L.A. Cracks Internet Warez Ring
Page 1 of 1
In the first criminal Internet file-sharing case brought in California, a 34-year-old former Los Angeles resident pleaded guilty over the weekend to single felony count of grand theft.
Jed Frederick Kobles faces up to three years in prison for running an Internet file-sharing hub for trading movies, TV shows, music and games. Kobles, who now lives in Las Vegas, pleaded guilty on the same day the felony charge was issued. He remains free on his own recognizance until his Oct. 20 sentencing.
According to the criminal complaint, Kobles and still unnamed co-conspirators made films, music videos and television shows available for sharing during a four-day period in January.

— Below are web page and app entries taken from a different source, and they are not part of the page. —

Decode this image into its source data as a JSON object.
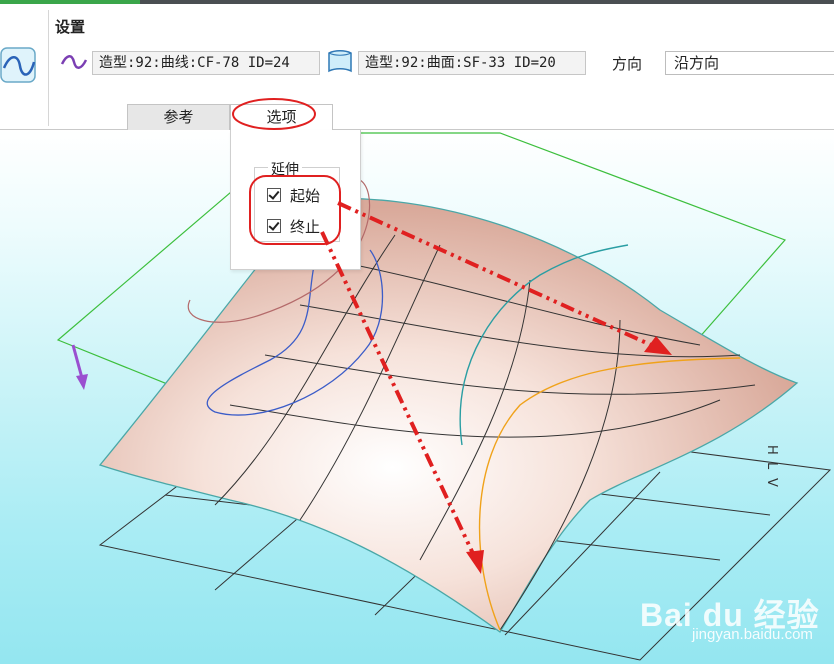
{
  "ribbon": {
    "section_title": "设置",
    "curve_field": "造型:92:曲线:CF-78 ID=24",
    "surface_field": "造型:92:曲面:SF-33 ID=20",
    "direction_label": "方向",
    "direction_value": "沿方向"
  },
  "tabs": [
    {
      "label": "参考",
      "active": false
    },
    {
      "label": "选项",
      "active": true
    }
  ],
  "options_panel": {
    "group_title": "延伸",
    "start_label": "起始",
    "start_checked": true,
    "end_label": "终止",
    "end_checked": true
  },
  "viewport": {
    "triad_labels": [
      "H",
      "L",
      "V"
    ]
  },
  "watermark": {
    "logo": "Bai du 经验",
    "url": "jingyan.baidu.com"
  },
  "colors": {
    "accent_green": "#3aa64a",
    "annotation_red": "#e02020",
    "surface_fill": "#e9c8bd",
    "plane_edge": "#3dbf3d"
  },
  "icons": {
    "ribbon_main": "curve-on-surface-icon",
    "curve": "curve-icon",
    "surface": "surface-icon"
  }
}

Films available for illegal downloading included "Terminator 3: Rise of the Machines," "National Treasure" and "A Beautiful Mind." The videos were all by Madonna while the sole television show as an episode of "The Simpsons."
According to the Los Angeles County High Tech Crimes Unit, an undercover investigator joined Kobles' hub and downloaded more than 14 movies, television shows and music videos in January.
The undercover investigation led to a search warrant being served on Kolbes s residence in Los Angeles on Feb. 25. L.A. Assistant District Attorney Jeff McGrath said Kobles was in caught in the act of downloading the Xbox game Leisure Suit Larry when the warrant was served.
In the overt acts listed in the complaint, L.A. officials claim Kobles, under the screen name Raging8, operated a hub called UTB Smokinghouse. To join the group, users had to have access to a large amount of material they were willing to share with other members of the hub.
Commonly known as "warez" groups, the networks operate as the original sources for the majority of pirated works distributed and downloaded on the Internet. The stolen works frequently eventually filter down to peer-to-peer (P2P) networks and other public file-sharing networks.
In addition to filtering down to P2P networks, warez groups often are the primary source for the for-profit criminal distribution networks of DVDs and CDs since the digital files can be easily converted to optical disks.
Because of advancements in the use of sophisticated electronics and the Internet by warez groups, McGrath said, "These are difficult cases that require a great deal of expertise to investigate and prosecute."